By 1500 hours a breach had occurred, allowing the Afghan’s to flood the inner quadrangle and allowed surviving Sikh defenders to leap upon them screaming, shirtless and knives drawn from the height of the fort’s inner perimeter catwalks and a lengthy cataclysmic orgy of primitive and profound hand to hand combat ensued. The Sikh’s slashed throats and stabbed vital organs of their attackers, commandeered the rifles of the dead and unloaded into the teeth of the assaulting Pashtun’s. Gurmukh Singh, who communicated the battle in it’s entirety by signal with nearby British Col. Haughton, who was without sufficient reinforcements and unable to assist, was the FINAL Sikh defender. He is stated to have killed 20 Afghans, the Pashtuns having to set fire to the observation post to kill him. He lept while burning, knife drawn and fell into the writhing mass of Pashtun’s. As he was dying he was said to have yelled repeatedly the Sikh battle-cry “Bole So Nihal, Sat Sri Akal” (Shout Aloud in Ecstasy! True is the Great Timeless One). “Akal,” meaning Immortal, beyond death, the Supreme Creator God unbound by time and non-temporal.
The following day when thousands of British Army reinforcements arrived and successfully repelled the Afghan’s, exactly 21 Sikh MEN were found, most shirtless, all knives drawn from hip sheaths, and covered in blood surrounded by over 600 dead Afghan fighters. Not a single, not ONE SINGLE ROUND remaining was discovered in any Sikh ammo carrier, magazine, nor rifle itself. All munitions, including the reserves were categorically expended during the battle in it’s entirety per each Sikh Warrior to the last, living MAN.
All of the 21 Sikh non-commissioned officers and soldiers of other ranks who laid down their lives in the Battle of Saragarhi were posthumously awarded the Indian Order of Merit, the highest gallantry award of that time, which an Indian soldier could receive by the hands of the British crown, the corresponding gallantry award being Victoria Cross. This award is equivalent to today’s Param Vir Chakra awarded by the President of India. They the 21 were ALL born in Majha region of Punjab.
The names of the 21 recipients of the gallantry award are as follows:
- Havildar Ishar Singh (Regimental number 165)
- Naik Lal Singh (332)
- Naik Chanda Singh (546)
- Lance Naik Sundar Singh (1321)
- Lance Naik Ram Singh (287)
- Lance Naik Uttar Singh (492)
- Lance Naik Sahib Singh (182)
- Sepoy Hira Singh (359)
- Sepoy Daya Singh (687)
- Sepoy Jivan Singh (760)
- Sepoy Bhola Singh (791)
- Sepoy Narayan Singh (834)
- Sepoy Gurmukh Singh (814)
- Sepoy Jivan Singh (871)
- Sepoy Gurmukh Singh (1733)
- Sepoy Ram Singh (163)
- Sepoy Bhagwan Singh (1257)
- Sepoy Bhagwan Singh (1265)
- Sepoy Buta Singh (1556)

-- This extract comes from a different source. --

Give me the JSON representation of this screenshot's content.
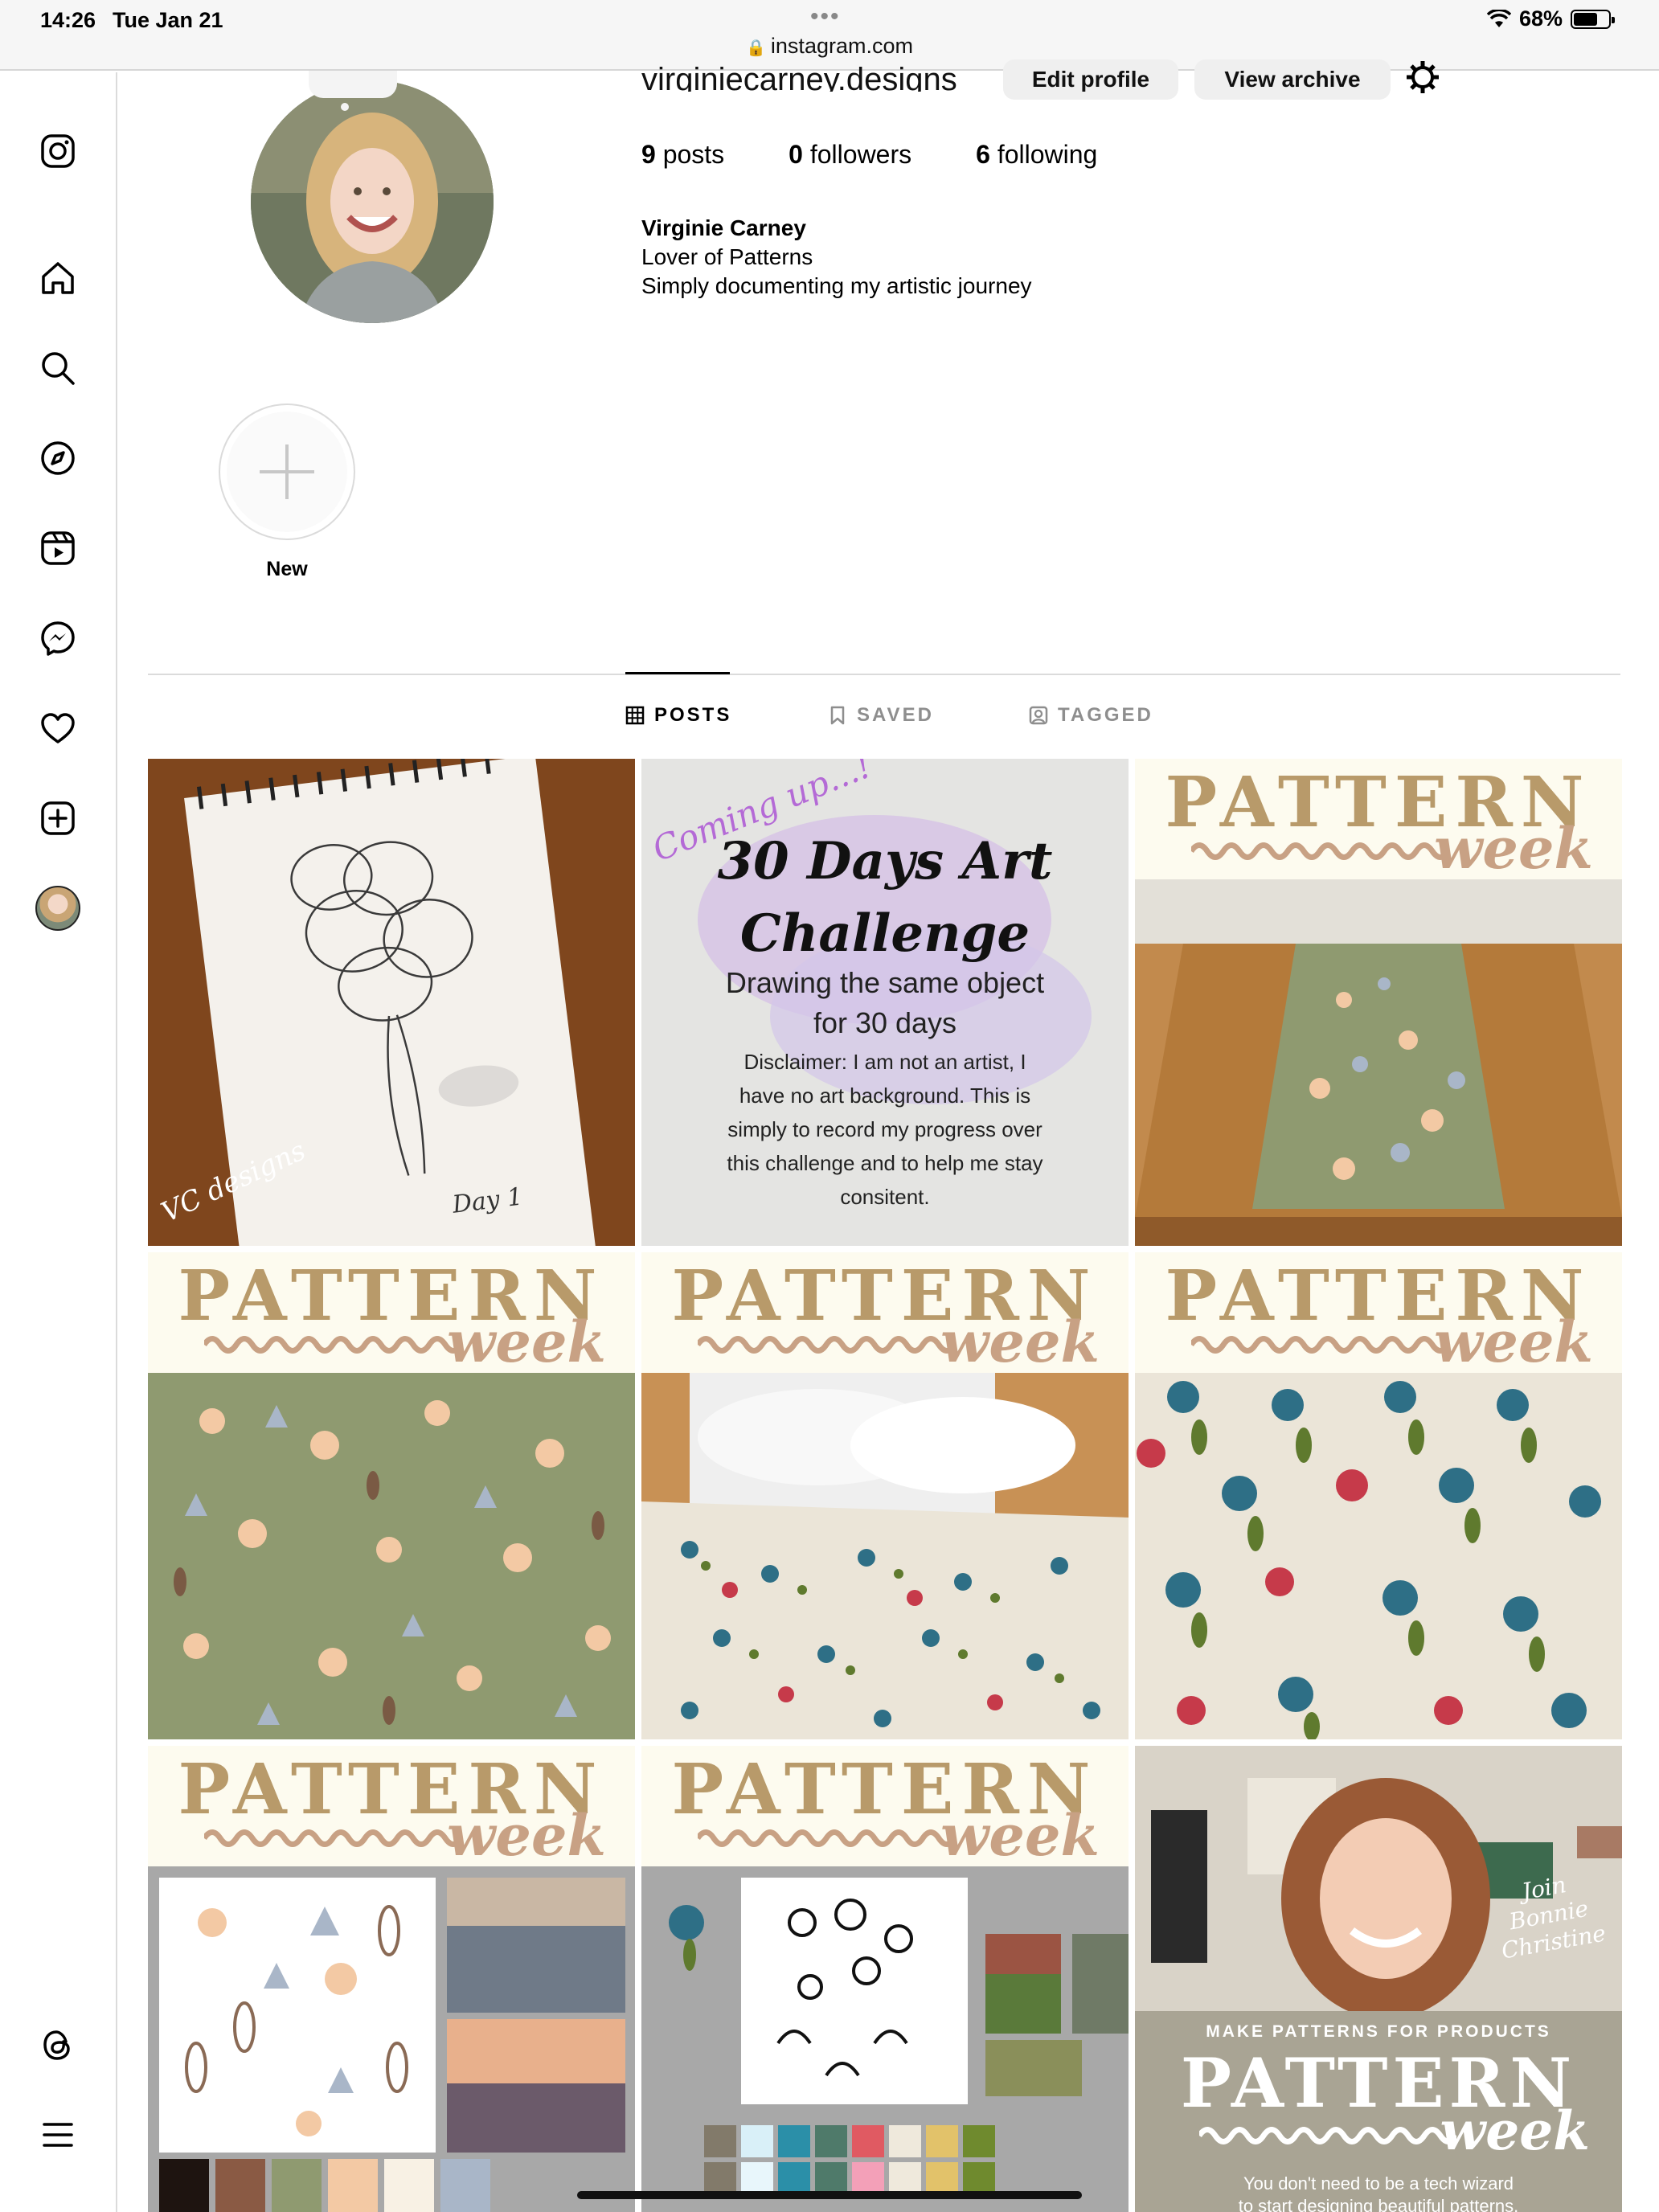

- Sepoy Jivan Singh (1651)
- Sepoy Nand Singh (1221)
Saragarhi Day, is a Sikh military commemoration day celebrated on 12 September every year to commemorate The Battle of Saragarhi. Sikh military personnel and Sikh non-military people commemorate the battle around the World every year on 12 September. All units of the Sikh Regiment celebrate Saragarhi Day every year as the Regimental Battle Honours Day.
Saragarhi Memorial Gurudwara (Sikh temple) was built in memory of the 21 Sikh soldiers that fought at The Battle of Saragarhi.